The Uganda Bureau of Statistics reported that 68% of married women aged 15 to 49 had experienced some form of domestic violence. This is common in Uganda but what is shocking to hear is that in many traditional Ugandan communities, women believe “the harder my husband beats me, the more he loves me”.
Due to long standing cultural practices, some people believe if a woman does not consent to sexual intercourse with her partner then he may use force to extract consent. This is a major cause of the spread of HIV. Other reasons deemed acceptable for abuse in some traditional cultural views include child neglect and going out without permission. Due to these cultural beliefs, many police officers even believe that it is a man’s right to use violence against his wife. Therefore, even when women do report domestic violence, often, it is not investigated.

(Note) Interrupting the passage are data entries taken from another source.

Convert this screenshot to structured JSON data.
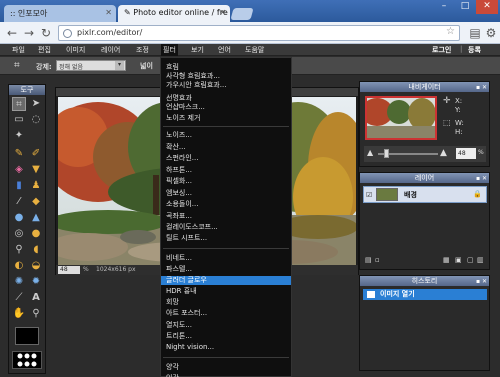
{
  "browser": {
    "tabs": [
      {
        "label": ":: 인포모아",
        "active": false
      },
      {
        "label": "Photo editor online / fre",
        "active": true
      }
    ],
    "url": "pixlr.com/editor/"
  },
  "menubar": {
    "items": [
      "파일",
      "편집",
      "이미지",
      "레이어",
      "조정",
      "필터",
      "보기",
      "언어",
      "도움말"
    ],
    "open_item": "필터",
    "login": "로그인",
    "register": "등록"
  },
  "options": {
    "label_strength": "강제:",
    "mode_value": "정해 없음",
    "partial_label": "넓이"
  },
  "tools_panel": {
    "title": "도구"
  },
  "canvas": {
    "zoom": "48",
    "zoom_unit": "%",
    "dimensions": "1024x616 px"
  },
  "filter_menu": {
    "groups": [
      [
        "흐림",
        "사각형 흐림효과...",
        "가우시안 흐림효과...",
        "선명효과",
        "언샵마스크...",
        "노이즈 제거"
      ],
      [
        "노이즈...",
        "확산...",
        "스펀라인...",
        "하프톤...",
        "픽셀화...",
        "엠보싱...",
        "소용돌이...",
        "곡좌표...",
        "컬레이도스코프...",
        "틸트 시프트..."
      ],
      [
        "비네트...",
        "파스텔...",
        "글러더 글로우",
        "HDR 흉내",
        "회망",
        "아트 포스터...",
        "열지도...",
        "트리톤...",
        "Night vision..."
      ],
      [
        "양각",
        "인각"
      ]
    ],
    "highlighted": "글러더 글로우"
  },
  "navigator": {
    "title": "내비게이터",
    "x_label": "X:",
    "y_label": "Y:",
    "w_label": "W:",
    "h_label": "H:",
    "zoom": "48",
    "zoom_unit": "%"
  },
  "layers": {
    "title": "레이어",
    "items": [
      {
        "name": "배경"
      }
    ]
  },
  "history": {
    "title": "히스토리",
    "items": [
      {
        "name": "이미지 열기"
      }
    ]
  }
}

What is surprising is that a higher percentage of women than of men deem domestic violence acceptable. This is brought about by the fact that women do not know their rights.
Children rights and their protection.
One of the most common reasons we hear from children on the streets as to why they left home is abuse, both physical, sexual, lack of basic needs, parental loss to mention but a few. In most cases, this abuse comes from a step parent who no longer wants their partner’s previous children around. It is a sad fact that children who run to the street to escape abuse, often continue to be abused whilst on the street by other children or community members. It is at this point that they become vulnerable and need to be protected and provided for.
THE HAF_UG Approach.
“We recognize that domestic violence comes in many forms; not just the physical, but also emotional, psychological and sexual; and that it can be suffered by any member of society. One of the main objectives of our organisation at www.hinduashafoundation.org is to promote children’s rights and fight domestic violence in families and communities and provide victims of domestic violence with practical advice on how to find courage to deal with their situation, and move on from emotionally abusive relationships.” We work to change the perception that violence is acceptable through our projects such as;
BE A VOICE- INSPIRE HOPE: It aims at supporting and encouraging individuals to talk about domestic violence.
- We identify public figures and celebrities that have a following in respective regions and make them ambassadors against domestic violence in their regions that they speak up against domestic/gender based violence.
- We record and publish music projects with accurate content against violence so as to generally sensitize the public, men and women, the old and young about how bad violence is, including its dangers if it occurs in a home/society.
- Through theater, we stage plays in communities and schools about violence and its negative impacts to society, homes and families.
- We work on community development projects that empower a woman economically to be stay relevant in a household and are able to provide self own needs, to love, care and attend to children as they deserve.
- We provide victims of domestic violence with practical advice on how to find courage to deal with their situation, and move on from emotionally abusive relationships.”and support the abused/vulnerable child with rehabilitation, basic needs and education.
You can support us in this venture by partnering with us and fundraising for Hindu Asha Foundation Uganda (HAF_UG) or by sponsoring a child.